Friday, 23 March 2012 8:53 AM
Nepal is famous the world over for being home to Mount Everest – the tallest peak on the planet – and while seeing it is something that many people dream of doing, it is by no means the only attraction in this stunning country. Indeed, there's much to be explored when embarking on tours to Nepal.
You might not know this, but Nepal is home to no less than eight of the 14 highest mountains on earth. Of course, Everest is the most famous of these but the likes of Manaslu and Lhotse, which are 8,516 m and 8,163 m above sea level respectively, should not be discounted. Given the country's location in the Himalaya range, there are plenty of opportunities to embark on Nepal hiking tours in order to explore the country's stunning landscapes.
Quite understandably, many trekking expeditions in Nepal lead you to the Everest base camp, however, there are several other routes to be taken that will provide you with equally breathtaking views. By booking through a specialist tour operator such as Nepal Uncovered you'll get to see another side to the country, visiting areas and sights that otherwise you may not have known existed.
For something a little bit different, it is worth trekking through the heart of the Annapurna mountain range. As you explore the valley, you'll be provided with spectacular views of mountains. Although none of these quite reach the lofty heights of Everest, with ten of them measuring over 6,000 m they are certainly not to be sniffed at.
Continue your travels through the area and you'll walk through forests filled with rhododendrons and bamboo trees on your way to the Annapurna Base Camp, where you can meet other travellers and share your experiences of the country.

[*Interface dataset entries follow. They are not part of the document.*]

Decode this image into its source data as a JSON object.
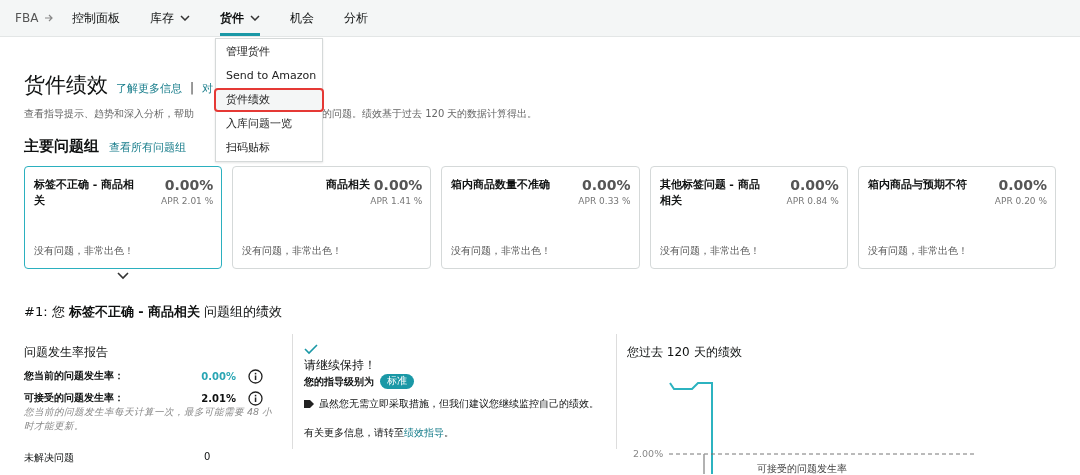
{
  "nav": {
    "root": "FBA",
    "items": [
      {
        "label": "控制面板",
        "dropdown": false,
        "selected": false
      },
      {
        "label": "库存",
        "dropdown": true,
        "selected": false
      },
      {
        "label": "货件",
        "dropdown": true,
        "selected": true
      },
      {
        "label": "机会",
        "dropdown": false,
        "selected": false
      },
      {
        "label": "分析",
        "dropdown": false,
        "selected": false
      }
    ]
  },
  "menu": {
    "items": [
      {
        "label": "管理货件",
        "selected": false
      },
      {
        "label": "Send to Amazon",
        "selected": false
      },
      {
        "label": "货件绩效",
        "selected": true
      },
      {
        "label": "入库问题一览",
        "selected": false
      },
      {
        "label": "扫码贴标",
        "selected": false
      }
    ]
  },
  "header": {
    "title": "货件绩效",
    "links": [
      "了解更多信息",
      "对"
    ],
    "separator": "|",
    "description": [
      "查看指导提示、趋势和深入分析，帮助",
      "的问题。绩效基于过去 120 天的数据计算得出。"
    ]
  },
  "top_issues": {
    "title": "主要问题组",
    "link": "查看所有问题组",
    "cards": [
      {
        "title": "标签不正确 - 商品相关",
        "rate": "0.00%",
        "apr": "APR 2.01 %",
        "status": "没有问题，非常出色！",
        "selected": true
      },
      {
        "title": "商品相关",
        "rate": "0.00%",
        "apr": "APR 1.41 %",
        "status": "没有问题，非常出色！",
        "selected": false
      },
      {
        "title": "箱内商品数量不准确",
        "rate": "0.00%",
        "apr": "APR 0.33 %",
        "status": "没有问题，非常出色！",
        "selected": false
      },
      {
        "title": "其他标签问题 - 商品相关",
        "rate": "0.00%",
        "apr": "APR 0.84 %",
        "status": "没有问题，非常出色！",
        "selected": false
      },
      {
        "title": "箱内商品与预期不符",
        "rate": "0.00%",
        "apr": "APR 0.20 %",
        "status": "没有问题，非常出色！",
        "selected": false
      }
    ]
  },
  "section_heading": "#1: 您 **标签不正确 - 商品相关** 问题组的绩效",
  "report": {
    "title": "问题发生率报告",
    "rows": [
      {
        "label": "您当前的问题发生率：",
        "value": "0.00%",
        "kind": "current"
      },
      {
        "label": "可接受的问题发生率：",
        "value": "2.01%",
        "kind": "acceptable"
      }
    ],
    "note": "您当前的问题发生率每天计算一次，最多可能需要 48 小时才能更新。",
    "unresolved": {
      "label": "未解决问题",
      "value": "0"
    }
  },
  "guidance": {
    "title": "请继续保持！",
    "level_label": "您的指导级别为",
    "badge": "标准",
    "bullet": "虽然您无需立即采取措施，但我们建议您继续监控自己的绩效。",
    "more_info": "有关更多信息，请转至",
    "link": "绩效指导",
    "end": "。"
  },
  "chart": {
    "title": "您过去 120 天的绩效",
    "reference_value": "2.00%",
    "reference_label": "可接受的问题发生率"
  }
}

Many of those exploring the Annapurna range tend to spend some time in Pokhara first to stock up on supplies. Although this charming city is the second biggest in Nepal, it is far less well known than the capital Kathmandu – but is definitely worth seeing. You can explore a number of historic temples here – including the Bindhya Basini, a place of worship that dates back to the 17th century – before taking in views of the tranquil Phewa Tal lake.
Nepal is certainly famous for its mountains, but it in fact incorporates a wide range of other terrain, including humid lowland forests and rolling plains. To experience the country's geographic diversity, visit some of the national parks and wildlife reserves. There are several to choose from, although the Royal Chitwan National Park – situated in the Inner Terai region of central Nepal – is among the best.
Located at the base of the Siwalik range of the outer Himalayas, most of this park is covered with beautiful sal trees, while you'll also come across pine and bamboo. In addition, Chitwan contains a diverse array of exotic creatures, including many rare species. The reserve provides the chance to see yellow-throated martens, leopards and gangetic dolphins, while it is also home to the only Nepalese population of the endangered great one-horned Asian rhinoceros.
Alternatively, you can explore the Gokyo Lake district to see stunning bodies of water at staggeringly high altitudes. As you go from lake to lake, you'll be afforded amazing views of many of Nepal's highest mountains – including Makalu and Cho Oyu – as well as the Ngozumpa Glacier.